## Work item
Copy out the full listing below as it stands, with its pictures left behind.

## Provided records
= = = = = = =

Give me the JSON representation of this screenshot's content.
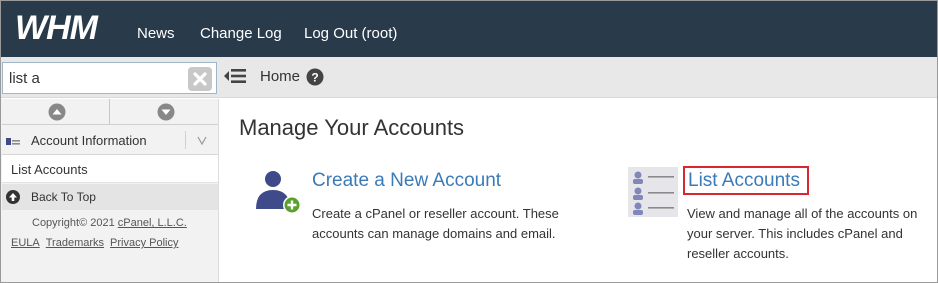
{
  "topbar": {
    "logo_text": "WHM",
    "nav": [
      "News",
      "Change Log",
      "Log Out (root)"
    ]
  },
  "search": {
    "value": "list a"
  },
  "breadcrumb": {
    "home_label": "Home"
  },
  "sidebar": {
    "category_label": "Account Information",
    "items": [
      "List Accounts"
    ],
    "back_to_top": "Back To Top",
    "copyright_prefix": "Copyright© 2021 ",
    "copyright_company": "cPanel, L.L.C.",
    "footer_links": [
      "EULA",
      "Trademarks",
      "Privacy Policy"
    ]
  },
  "main": {
    "page_title": "Manage Your Accounts",
    "cards": [
      {
        "title": "Create a New Account",
        "description": "Create a cPanel or reseller account. These accounts can manage domains and email."
      },
      {
        "title": "List Accounts",
        "description": "View and manage all of the accounts on your server. This includes cPanel and reseller accounts."
      }
    ]
  },
  "colors": {
    "topbar_bg": "#293a4a",
    "link_blue": "#3b7ab8",
    "highlight_red": "#d9262f",
    "add_green": "#5aa02c",
    "user_icon_navy": "#3f4a8a"
  }
}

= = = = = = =

## Exercise result
Give me the JSON representation of this screenshot's content.
{
  "topbar": {
    "logo_text": "WHM",
    "nav": [
      "News",
      "Change Log",
      "Log Out (root)"
    ]
  },
  "search": {
    "value": "list a"
  },
  "breadcrumb": {
    "home_label": "Home"
  },
  "sidebar": {
    "category_label": "Account Information",
    "items": [
      "List Accounts"
    ],
    "back_to_top": "Back To Top",
    "copyright_prefix": "Copyright© 2021 ",
    "copyright_company": "cPanel, L.L.C.",
    "footer_links": [
      "EULA",
      "Trademarks",
      "Privacy Policy"
    ]
  },
  "main": {
    "page_title": "Manage Your Accounts",
    "cards": [
      {
        "title": "Create a New Account",
        "description": "Create a cPanel or reseller account. These accounts can manage domains and email."
      },
      {
        "title": "List Accounts",
        "description": "View and manage all of the accounts on your server. This includes cPanel and reseller accounts."
      }
    ]
  },
  "colors": {
    "topbar_bg": "#293a4a",
    "link_blue": "#3b7ab8",
    "highlight_red": "#d9262f",
    "add_green": "#5aa02c",
    "user_icon_navy": "#3f4a8a"
  }
}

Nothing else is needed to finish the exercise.